Thursday, August 16, 2007

Death Of The Album?

A music blog I visit often, Fingertips, also publishes a web site. A recent article caught my eye and captured my interest, since I'm all old and shit and I still buy albums (though in CD form.)

Read it here. It's quite an interesting and thoughtful view of the issue.


Cat said...

My boyfriend likes this other music site:

It's got some weird/good stuff playing.

I'll check out the blog you mention too.

Joe the Troll said...

I have to say that I disagree with the article on at least a couple points. First, he says that concept albums fell to the wayside because of the CD's longer length, and that people won't sit and listen to the whole thing because it's too long. He mentions Pet Sounds and Sgt. Pepper, but glosses over other successful concept albums such as Tommy, Quadrephenia, and of course The Wall. All were double albums, and I'm sure there are more that I'm not thinking of. Perhaps it's the listener's attention span that's changed for the worse. Or, perhaps, the lack of a good concept album to listen to?

He also remembers the switch to CDs from LPs differently than I do. I was managing a record store in 1987-88. There were some CDs on the racks, but a lot of stuff had not yet been re-released on CD.

Our price tags had the date when the item was placed out for sale, and we did a store audit one week in 88 where we removed anything that had been out for over a year. I mean, if it sat there for a year already, it's good odds that it will sit there for another. The LP section took a wallop. More than half of it was gone. Some customers complained that we were trying to force them to switch to CD, but we had only removed what these people weren't buying.

It wasn't the CDs that people were buying instead of LPs anyway. We sold far more cassette tapes at that time than anything else. Tapes were king because they were portable, and everyone had a player at home and in the car, or they had a portable unit which was very popular at the time. LPs weren't portable, period. That's why they lost, and why CDs didn't become popular until a decent and affordable car player was introduced. Then people could use them at home and on the road, and they were considered to be worth more money because they lasted longer and sounded better than tapes.
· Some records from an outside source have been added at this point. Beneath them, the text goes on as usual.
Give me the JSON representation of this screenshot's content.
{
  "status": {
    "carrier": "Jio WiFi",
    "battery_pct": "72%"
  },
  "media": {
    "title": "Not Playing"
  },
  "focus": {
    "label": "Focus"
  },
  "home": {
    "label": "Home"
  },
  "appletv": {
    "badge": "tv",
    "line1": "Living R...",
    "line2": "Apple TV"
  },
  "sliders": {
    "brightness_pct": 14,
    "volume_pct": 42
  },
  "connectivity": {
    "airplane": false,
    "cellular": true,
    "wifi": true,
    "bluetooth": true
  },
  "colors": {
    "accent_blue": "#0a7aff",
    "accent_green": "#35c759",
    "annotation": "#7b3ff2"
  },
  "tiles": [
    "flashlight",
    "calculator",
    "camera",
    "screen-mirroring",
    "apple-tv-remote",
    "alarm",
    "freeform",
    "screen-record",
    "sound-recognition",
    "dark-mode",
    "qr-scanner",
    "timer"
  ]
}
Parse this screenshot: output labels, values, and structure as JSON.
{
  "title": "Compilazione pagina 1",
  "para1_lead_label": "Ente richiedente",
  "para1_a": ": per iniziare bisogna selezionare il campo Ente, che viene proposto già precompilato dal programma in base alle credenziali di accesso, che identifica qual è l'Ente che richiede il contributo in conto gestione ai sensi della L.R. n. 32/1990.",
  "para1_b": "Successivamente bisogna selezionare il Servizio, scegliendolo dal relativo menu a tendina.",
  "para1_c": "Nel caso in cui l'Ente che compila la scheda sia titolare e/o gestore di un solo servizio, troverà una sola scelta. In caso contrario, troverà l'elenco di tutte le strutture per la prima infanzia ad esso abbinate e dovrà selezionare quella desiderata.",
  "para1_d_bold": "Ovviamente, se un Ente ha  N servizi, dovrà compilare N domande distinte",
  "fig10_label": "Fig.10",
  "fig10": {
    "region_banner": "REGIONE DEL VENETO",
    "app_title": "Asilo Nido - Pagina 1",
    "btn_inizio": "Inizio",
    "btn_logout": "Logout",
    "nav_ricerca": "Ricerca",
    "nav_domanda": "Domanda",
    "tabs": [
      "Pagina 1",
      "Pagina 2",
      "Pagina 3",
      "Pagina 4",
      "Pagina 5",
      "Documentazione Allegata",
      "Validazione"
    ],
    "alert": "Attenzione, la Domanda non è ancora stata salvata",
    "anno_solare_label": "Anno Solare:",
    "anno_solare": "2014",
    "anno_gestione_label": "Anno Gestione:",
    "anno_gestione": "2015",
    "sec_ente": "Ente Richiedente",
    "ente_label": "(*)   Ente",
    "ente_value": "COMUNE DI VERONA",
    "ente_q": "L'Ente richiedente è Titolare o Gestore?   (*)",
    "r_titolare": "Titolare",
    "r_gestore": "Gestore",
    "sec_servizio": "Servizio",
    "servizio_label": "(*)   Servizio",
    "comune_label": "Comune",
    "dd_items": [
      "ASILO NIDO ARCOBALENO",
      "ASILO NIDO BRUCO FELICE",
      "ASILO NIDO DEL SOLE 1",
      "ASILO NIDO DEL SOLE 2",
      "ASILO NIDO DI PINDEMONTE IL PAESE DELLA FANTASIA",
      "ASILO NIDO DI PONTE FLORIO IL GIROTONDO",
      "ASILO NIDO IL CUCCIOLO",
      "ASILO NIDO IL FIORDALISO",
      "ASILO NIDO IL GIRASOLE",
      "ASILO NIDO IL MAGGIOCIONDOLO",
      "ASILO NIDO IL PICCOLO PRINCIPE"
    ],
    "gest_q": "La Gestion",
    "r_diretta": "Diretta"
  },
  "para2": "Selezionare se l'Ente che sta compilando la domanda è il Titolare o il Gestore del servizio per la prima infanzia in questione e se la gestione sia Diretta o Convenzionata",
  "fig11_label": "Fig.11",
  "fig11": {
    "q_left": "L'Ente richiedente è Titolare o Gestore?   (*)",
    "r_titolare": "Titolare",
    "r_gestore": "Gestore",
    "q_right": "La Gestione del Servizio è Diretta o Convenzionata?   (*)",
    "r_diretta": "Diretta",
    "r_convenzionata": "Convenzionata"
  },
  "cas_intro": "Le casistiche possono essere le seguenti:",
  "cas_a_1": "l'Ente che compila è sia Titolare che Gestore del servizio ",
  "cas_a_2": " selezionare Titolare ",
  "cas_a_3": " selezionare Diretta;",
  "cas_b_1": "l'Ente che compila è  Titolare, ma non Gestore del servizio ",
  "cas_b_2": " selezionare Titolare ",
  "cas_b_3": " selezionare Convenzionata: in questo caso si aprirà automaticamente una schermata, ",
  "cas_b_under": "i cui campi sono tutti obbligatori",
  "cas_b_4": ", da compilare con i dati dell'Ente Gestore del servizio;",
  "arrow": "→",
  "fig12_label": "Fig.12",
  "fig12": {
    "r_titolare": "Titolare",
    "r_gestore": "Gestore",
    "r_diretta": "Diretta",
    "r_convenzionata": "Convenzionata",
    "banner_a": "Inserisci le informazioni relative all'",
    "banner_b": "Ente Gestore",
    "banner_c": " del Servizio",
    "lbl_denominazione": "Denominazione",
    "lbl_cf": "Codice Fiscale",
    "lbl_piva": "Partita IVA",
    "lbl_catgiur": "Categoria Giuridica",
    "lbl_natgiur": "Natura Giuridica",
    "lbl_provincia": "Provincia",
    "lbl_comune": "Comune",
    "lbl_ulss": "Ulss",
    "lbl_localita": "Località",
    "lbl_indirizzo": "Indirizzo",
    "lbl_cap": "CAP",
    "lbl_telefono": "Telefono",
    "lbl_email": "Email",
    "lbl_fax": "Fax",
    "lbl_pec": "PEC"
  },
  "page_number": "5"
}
As for why both formats started out with classical music, the writer ignored one important consideration. Every time a new format is introduced, it is very expensive, both for the hardware and the software, so to speak. When record players were introduced, only the wealth could afford them, and the wealthy were symphony folks. Other forms that were more commonly popular were introduced as players came down to prices that middle class people could afford. When CD players were first introduced, they cost thousands, and the CDs themselves were over $100.00 apiece. Who was buying them? Once again, wealthy symphony folks. Other stuff came out as we unwashed masses got our own players.

Also, the development of digital recording and reproduction was aimed to increase the fidelity and dynamic range of the recording. If that is your goal, doesn't it make sense to work with the most complex form of music with the widest variances in timbre and volume? The CD certainly helps the classical listener enjoy a fuller experience, but the difference isn't so much for someone listening to the Ramones.

Other than that, it was a fine article. :-)

Natsthename said...

I had trouble with a little bit of the history, too, Joe, but overall it was a good piece. I am not willing to give up a physical version of recorded music now or ever, so I certainly don't want the album, whether it's a straigtforward collection of songs or a concept album.

I'm betting he mentioned Pet Songs or Sgt. Pepper because they were among the first rock concept recordings, not because they were the epitome of the genre. Who knows.

Natsthename said...

And I also do not recall most of the first cds I ever bought having bonus tracks. Most of my originals were simply the digital (well, they were actually analog-to-digital) version of the LP. The first cds I purchased were used cds, too, since I didn't want to plop down 16 - 20 bucks for something I could get on vinyl or tape for under 10 bucks. (First cd I bought: The Bangles "Different Light.")

Joe the Troll said...

You're right - few initial CD releases had any bonus tracks. Those were usually an incentive to buy the reissues.

Jefe said...

For me, cassettes were definitely the bridge between LPs and CDs. I still have a bunch of old cassettes. Of course, what makes LPs and CDs so superior is the relative lack of degradation compared to audio tape. While my old LPs may have some scratches, they still sound awesome. Most of those old cassettes sound like shit!

Joe the Troll said...

A lot of them sounded like death from he get-go! High fidelity wasn't what tapes were for at all. The sold well for the convenience, nothing more.